Smith’s discarding of the bow tie is a poignant touch. There is none of the petulant, self-indulgent and indecorous ranting of the Tenth Doctor’s departure in Smith’s final moments (as powerful as David Tennant’s performance was in The End of Time, the Tenth Doctor’s departure seems disingenuous in hindsight now we know he was too vain to fully regenerate in Journey’s End!). Smith’s departure is dignified, accommodating and affectionate – coming from a Time Lord whose incarnation has survived for over a millennium and has accepted his time is up.
My only major disappointment with the episode is the entrance of Peter Capaldi’s Doctor which is underwhelming, visually and in the dialogue. Even allowing for the fact that the regeneration began 10 minutes earlier, the transformation from Smith to Capaldi isn’t as visually exciting as the Eccleston/Tennant and Tennant/Smith transitions. It is almost a “blink and you’ll miss it” moment. As for Capaldi’s first line as the Doctor: “Kidneys!” Seriously? It’s on a par with Colin Baker’s parting words of “Carrot juice! Carrot juice!” Maybe Moffat thought it would be funny but it falls flat after such a magnificent farewell for Smith. Fortunately this will not impact on Capaldi’s Doctor – I expect he will be brilliant in the role and an actor of his calibre will rise above the quality of the material that he is given - good or bad!
The Time of the Doctor is not perfect but is a dramatic and in parts stirring conclusion to Matt Smith’s era. Moffat in a passage of exposition between the Doctor and Tasha Lem manages to tie up many of the loose ends from Smith’s first few seasons in his fashionably “wibbly wobbly, timey wimey” way: the Pandorica/crack in time, the Order of the Silence, Trenzalore and Gallifrey Falls No More. It is difficult to know whether Moffat had a masterplan from the beginning or if he has made it all up as he goes along! Nevertheless, most of the jigsaw pieces fall into place, even if the execution in parts of this episode seem clumsy and there are still some “timey wimey” questions and potential paradoxes in play (eg is Clara still the “Impossible Girl”?).

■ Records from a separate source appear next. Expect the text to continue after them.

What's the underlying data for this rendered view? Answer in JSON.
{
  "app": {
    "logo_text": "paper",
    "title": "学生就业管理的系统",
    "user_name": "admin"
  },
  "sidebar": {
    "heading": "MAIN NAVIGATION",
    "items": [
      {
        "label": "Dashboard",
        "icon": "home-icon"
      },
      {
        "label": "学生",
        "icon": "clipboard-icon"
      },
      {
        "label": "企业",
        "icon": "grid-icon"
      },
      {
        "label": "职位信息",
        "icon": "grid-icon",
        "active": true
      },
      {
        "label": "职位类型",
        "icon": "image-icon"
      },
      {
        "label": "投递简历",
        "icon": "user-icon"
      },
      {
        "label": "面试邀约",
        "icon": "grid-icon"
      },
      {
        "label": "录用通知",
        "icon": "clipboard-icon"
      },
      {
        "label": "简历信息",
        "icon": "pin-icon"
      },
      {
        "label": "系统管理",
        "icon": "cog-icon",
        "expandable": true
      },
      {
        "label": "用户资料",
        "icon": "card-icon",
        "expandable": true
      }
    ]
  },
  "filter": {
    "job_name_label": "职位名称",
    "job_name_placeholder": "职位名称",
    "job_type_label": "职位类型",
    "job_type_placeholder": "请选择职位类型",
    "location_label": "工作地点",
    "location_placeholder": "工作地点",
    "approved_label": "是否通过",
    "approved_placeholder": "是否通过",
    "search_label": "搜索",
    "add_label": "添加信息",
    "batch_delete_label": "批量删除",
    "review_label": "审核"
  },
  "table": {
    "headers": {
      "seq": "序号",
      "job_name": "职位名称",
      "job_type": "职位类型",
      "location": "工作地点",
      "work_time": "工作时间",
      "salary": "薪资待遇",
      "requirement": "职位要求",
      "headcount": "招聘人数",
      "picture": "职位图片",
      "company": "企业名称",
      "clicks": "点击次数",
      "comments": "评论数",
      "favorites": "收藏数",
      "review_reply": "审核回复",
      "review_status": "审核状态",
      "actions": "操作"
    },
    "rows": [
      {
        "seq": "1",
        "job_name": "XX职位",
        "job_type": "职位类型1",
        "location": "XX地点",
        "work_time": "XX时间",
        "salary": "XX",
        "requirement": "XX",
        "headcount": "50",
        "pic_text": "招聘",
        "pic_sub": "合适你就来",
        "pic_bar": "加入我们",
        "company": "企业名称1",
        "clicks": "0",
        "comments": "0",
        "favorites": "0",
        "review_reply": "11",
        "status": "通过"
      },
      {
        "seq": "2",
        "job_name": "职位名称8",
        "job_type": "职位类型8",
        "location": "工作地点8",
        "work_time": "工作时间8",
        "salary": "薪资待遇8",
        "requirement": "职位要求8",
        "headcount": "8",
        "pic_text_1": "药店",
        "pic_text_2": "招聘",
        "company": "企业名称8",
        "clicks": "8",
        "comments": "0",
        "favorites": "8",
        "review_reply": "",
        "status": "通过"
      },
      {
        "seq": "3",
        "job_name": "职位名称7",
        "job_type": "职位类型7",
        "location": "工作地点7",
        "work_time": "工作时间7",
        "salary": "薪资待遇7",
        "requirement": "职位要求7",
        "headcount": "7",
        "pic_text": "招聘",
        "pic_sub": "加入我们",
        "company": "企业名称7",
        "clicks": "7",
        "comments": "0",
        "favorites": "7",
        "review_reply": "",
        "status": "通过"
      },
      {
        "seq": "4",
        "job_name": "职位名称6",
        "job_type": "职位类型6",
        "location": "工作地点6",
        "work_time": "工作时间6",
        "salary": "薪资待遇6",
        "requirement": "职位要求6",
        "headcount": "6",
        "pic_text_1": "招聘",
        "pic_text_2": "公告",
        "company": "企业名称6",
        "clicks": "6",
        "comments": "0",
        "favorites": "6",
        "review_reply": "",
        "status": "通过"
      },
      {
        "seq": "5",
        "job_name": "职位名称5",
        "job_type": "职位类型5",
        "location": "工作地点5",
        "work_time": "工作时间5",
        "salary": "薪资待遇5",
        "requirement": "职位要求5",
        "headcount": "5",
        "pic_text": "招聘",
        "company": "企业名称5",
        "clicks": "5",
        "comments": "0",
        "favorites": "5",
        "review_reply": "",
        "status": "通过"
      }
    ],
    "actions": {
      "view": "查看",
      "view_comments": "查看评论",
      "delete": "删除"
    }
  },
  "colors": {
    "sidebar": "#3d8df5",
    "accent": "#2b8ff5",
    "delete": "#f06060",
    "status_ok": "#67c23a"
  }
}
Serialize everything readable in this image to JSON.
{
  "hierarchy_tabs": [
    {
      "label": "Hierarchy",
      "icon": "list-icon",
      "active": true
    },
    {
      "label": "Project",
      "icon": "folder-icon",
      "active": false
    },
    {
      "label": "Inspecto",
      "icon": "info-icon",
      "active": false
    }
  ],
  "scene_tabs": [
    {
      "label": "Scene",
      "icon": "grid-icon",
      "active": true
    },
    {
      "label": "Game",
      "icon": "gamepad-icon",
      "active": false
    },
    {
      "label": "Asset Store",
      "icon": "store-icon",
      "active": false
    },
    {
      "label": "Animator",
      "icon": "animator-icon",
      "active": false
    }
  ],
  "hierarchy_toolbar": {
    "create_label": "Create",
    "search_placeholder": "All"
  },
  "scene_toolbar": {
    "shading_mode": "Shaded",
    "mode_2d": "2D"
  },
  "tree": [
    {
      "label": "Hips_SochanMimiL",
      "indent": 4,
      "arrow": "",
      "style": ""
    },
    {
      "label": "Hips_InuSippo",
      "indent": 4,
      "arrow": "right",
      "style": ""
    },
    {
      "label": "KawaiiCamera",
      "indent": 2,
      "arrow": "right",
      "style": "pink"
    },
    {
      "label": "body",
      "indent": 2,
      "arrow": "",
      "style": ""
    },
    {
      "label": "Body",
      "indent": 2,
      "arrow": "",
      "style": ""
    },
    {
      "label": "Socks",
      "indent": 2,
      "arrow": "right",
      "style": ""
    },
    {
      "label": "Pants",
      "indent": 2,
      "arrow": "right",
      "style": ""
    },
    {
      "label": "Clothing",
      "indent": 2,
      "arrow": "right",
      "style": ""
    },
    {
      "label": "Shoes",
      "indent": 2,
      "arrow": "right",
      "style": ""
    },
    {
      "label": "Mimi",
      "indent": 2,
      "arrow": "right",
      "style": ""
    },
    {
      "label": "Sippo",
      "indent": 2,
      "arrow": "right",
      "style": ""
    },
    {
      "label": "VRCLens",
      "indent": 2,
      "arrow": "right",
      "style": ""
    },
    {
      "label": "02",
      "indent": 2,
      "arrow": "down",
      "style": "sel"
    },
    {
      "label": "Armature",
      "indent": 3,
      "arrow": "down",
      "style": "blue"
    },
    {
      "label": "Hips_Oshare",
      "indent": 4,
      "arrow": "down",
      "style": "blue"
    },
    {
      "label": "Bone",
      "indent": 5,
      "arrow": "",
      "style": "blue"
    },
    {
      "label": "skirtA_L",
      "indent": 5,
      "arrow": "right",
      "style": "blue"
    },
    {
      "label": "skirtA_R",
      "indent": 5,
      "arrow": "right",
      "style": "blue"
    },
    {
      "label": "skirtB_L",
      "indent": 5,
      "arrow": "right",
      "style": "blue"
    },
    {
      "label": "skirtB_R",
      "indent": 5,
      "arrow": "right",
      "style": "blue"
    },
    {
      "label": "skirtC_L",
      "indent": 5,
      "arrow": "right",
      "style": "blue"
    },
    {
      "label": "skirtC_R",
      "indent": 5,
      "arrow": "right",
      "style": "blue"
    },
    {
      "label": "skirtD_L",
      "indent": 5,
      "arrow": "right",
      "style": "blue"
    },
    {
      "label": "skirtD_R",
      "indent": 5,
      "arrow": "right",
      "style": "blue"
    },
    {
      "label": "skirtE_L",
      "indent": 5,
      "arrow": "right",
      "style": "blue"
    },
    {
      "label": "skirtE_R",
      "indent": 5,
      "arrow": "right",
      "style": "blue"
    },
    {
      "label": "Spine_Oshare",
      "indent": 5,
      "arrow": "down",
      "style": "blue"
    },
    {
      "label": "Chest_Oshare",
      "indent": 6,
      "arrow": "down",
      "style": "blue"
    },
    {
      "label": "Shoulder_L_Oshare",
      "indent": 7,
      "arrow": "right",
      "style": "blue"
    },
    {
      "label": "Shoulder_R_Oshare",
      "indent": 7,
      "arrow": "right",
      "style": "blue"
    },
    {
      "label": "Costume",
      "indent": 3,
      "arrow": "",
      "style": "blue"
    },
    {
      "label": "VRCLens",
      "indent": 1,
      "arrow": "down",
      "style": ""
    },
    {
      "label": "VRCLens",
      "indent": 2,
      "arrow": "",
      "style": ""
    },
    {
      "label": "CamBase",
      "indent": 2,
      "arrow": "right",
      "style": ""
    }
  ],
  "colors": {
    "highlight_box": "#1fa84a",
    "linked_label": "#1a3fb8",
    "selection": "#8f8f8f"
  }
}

Significantly, The Time of the Doctor is a watershed episode. Just as the return of Gallifrey established exciting possibilities at the end of The Day of the Doctor, the Doctor’s new lease of life in The Time of the Doctor gives not just the title character but the show itself a fantastic opportunity to renew and rejuvenate itself. The Capaldi Doctor is not just the 12th Doctor – he is now the first Doctor in a whole new regeneration cycle.
What better gift could fans have asked for in the program’s 50th anniversary year? Yet judging by the feral reaction of some to this episode in blogs and social media, you’d be forgiven for thinking they want to see the demise of the show! Oh well, winners (the Doctor) are grinners and losers (disaffected fans) can please themselves. There’s always Moffat’s The Curse of Fatal Death as an alternative of how the Doctor cheats death - etheric beam locators and all!